### Description of the task
Look through the entries. Copy each line that has the word "success".

### Source material
::::::::
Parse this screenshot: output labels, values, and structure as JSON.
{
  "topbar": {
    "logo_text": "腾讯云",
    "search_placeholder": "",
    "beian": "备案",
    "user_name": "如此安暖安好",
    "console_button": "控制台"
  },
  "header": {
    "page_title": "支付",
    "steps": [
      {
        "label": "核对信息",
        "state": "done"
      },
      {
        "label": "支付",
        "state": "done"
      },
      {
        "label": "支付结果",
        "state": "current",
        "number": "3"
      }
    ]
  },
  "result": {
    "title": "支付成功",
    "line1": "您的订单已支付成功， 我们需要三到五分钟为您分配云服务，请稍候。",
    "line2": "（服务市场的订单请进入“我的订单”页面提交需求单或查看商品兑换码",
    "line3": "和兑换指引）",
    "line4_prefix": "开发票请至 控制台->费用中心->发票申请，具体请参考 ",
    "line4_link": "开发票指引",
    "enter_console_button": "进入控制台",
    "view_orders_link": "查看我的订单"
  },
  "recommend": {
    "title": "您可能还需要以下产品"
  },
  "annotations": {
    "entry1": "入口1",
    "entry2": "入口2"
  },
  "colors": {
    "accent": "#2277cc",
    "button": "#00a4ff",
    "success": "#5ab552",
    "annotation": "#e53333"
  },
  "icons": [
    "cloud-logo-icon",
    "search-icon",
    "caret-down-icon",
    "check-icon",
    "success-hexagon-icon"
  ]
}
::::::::
### Response below
    "success": "#5ab552",
    "success-hexagon-icon"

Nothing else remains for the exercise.